I received this morning at extract from Special Orders, No. 123, of the 16th ultimo, from the Adjutant-General's Office, transferring Key West and the Tortugas to this department. By the Fulton, leaving New Orleans on the 14th, I shall send an officer to Key West to communicate with the commanding officer there and obtain information as to the condition of affairs in that district. Brigadier-General Woodbury has not yet reported to me.
I would respectfully request that the postmaster at New York may be instructed to make up the ail for my headquarters in a separate bag, so as to avoid the delay, sometimes of two or three days, incident to its distribution in New Orleans; and that these bags may be sent by the regular steamers instead of by Government transports, which stop at New Berne, Pot Royal, Key West, and other points, and are delayed attach. A week or ten days' delay more than counterbalances any pecuniary saving that may be involved in sending our dispatches by public transports.
I respectfully ask attention to a matter that will soon become of great importance to the interests of he Government in this Department. The terms of our nine-months' men begin to expire in May. In August all will have expired. We shall thus lose twenty-two regiments of infantry. this will leave us, in the whole department, exclusive of Key West, concerning which I know nothing as yet, and of the negroes, but thirty-six regiments of infantry, and an effective force reporting for duty less than 20,000 men of all arms. With this force we can hold New Orleans and the La Fourche - possibly Baton Rouge - but we cannot move an inch or even hold any success that we may gain by our present operations. Not an hour should be lost in forwarding to this department the men who are to replace the nine-months' levies.
I respectfully suggest that a copy of this dispatch and its inclosure be sent to Major-General Grant by a special messenger, and that I may be informed of the purport of the latest advices from him.
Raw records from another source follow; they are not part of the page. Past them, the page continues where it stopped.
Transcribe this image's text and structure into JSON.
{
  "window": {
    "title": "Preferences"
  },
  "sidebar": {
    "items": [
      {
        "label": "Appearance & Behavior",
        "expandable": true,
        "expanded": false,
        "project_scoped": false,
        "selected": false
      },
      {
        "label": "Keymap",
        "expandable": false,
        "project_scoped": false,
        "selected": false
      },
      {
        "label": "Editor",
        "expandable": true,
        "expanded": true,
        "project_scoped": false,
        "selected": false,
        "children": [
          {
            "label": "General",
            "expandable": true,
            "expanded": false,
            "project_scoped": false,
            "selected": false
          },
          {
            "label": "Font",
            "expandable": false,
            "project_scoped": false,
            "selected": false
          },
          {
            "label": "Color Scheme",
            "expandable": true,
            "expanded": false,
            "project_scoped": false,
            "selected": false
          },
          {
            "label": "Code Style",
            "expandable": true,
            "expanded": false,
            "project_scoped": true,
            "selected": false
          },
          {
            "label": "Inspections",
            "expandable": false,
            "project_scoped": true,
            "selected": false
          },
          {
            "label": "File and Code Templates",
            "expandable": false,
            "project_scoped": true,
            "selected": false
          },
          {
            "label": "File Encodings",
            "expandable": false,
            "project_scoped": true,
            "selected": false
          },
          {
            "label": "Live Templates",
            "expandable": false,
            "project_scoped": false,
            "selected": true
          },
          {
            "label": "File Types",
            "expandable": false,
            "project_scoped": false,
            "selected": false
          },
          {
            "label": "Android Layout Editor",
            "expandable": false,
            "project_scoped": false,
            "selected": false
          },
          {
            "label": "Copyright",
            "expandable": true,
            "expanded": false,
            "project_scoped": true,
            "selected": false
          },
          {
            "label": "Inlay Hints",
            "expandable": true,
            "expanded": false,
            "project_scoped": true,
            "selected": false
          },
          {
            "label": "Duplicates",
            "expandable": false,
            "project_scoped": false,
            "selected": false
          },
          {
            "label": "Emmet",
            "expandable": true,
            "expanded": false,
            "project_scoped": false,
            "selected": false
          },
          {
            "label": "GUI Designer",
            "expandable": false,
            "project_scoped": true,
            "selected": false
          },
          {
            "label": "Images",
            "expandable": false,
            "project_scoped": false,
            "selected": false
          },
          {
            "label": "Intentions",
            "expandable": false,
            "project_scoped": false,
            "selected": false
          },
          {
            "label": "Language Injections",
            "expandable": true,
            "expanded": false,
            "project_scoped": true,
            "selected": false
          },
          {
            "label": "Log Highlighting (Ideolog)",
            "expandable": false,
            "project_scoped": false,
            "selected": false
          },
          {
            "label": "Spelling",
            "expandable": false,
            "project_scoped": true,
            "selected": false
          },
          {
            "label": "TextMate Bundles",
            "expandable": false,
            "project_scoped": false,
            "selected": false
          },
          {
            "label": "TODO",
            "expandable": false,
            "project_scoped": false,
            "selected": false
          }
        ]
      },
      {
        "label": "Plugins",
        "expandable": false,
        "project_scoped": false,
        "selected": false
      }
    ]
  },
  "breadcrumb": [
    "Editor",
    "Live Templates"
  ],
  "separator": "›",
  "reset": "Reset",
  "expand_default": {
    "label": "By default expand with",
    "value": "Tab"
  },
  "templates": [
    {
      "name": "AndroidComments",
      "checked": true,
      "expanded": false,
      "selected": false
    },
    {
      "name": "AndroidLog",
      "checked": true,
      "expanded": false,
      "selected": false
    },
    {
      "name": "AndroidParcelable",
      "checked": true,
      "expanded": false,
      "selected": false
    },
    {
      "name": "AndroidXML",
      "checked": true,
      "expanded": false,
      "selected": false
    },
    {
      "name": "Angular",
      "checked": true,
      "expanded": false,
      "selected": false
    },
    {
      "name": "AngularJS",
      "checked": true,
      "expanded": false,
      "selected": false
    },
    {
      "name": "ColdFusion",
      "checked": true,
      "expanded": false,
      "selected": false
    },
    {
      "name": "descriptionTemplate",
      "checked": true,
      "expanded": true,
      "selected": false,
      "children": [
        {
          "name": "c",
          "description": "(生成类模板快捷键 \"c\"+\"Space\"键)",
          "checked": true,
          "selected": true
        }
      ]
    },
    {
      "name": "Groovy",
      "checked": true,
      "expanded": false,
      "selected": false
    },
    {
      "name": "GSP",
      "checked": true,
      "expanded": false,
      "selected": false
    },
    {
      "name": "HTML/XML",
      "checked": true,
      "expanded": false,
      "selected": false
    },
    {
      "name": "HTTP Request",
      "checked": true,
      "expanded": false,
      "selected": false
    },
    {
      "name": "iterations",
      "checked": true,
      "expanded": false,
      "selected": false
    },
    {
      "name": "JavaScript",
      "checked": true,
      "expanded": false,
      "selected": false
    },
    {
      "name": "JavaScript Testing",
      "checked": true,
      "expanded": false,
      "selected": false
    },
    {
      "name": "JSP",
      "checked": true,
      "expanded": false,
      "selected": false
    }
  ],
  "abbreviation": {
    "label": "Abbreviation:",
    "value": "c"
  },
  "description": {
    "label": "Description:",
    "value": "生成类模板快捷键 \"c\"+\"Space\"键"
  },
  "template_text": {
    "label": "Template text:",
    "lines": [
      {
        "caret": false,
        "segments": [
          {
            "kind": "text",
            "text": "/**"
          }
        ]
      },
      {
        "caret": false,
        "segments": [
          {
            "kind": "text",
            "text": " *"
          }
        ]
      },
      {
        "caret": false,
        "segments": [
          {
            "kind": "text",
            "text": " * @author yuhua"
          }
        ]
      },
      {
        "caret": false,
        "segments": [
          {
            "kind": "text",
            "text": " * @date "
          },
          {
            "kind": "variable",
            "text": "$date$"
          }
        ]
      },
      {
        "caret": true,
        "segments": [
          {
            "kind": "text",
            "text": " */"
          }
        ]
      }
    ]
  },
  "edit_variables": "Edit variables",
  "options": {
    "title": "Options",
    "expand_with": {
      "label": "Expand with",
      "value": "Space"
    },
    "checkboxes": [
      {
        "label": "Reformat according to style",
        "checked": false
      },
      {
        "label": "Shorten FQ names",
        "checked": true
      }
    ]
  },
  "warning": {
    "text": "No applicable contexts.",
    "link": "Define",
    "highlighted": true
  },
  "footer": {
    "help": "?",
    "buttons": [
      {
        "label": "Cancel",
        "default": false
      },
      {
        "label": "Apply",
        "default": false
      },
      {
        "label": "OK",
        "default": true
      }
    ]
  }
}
I have the honor to be, general, very respectfully, your obedient servant,
N. P. BANKS,
Major General H. W. HALLECK,
General-in-Chief U. S. Army, Washington, D. C.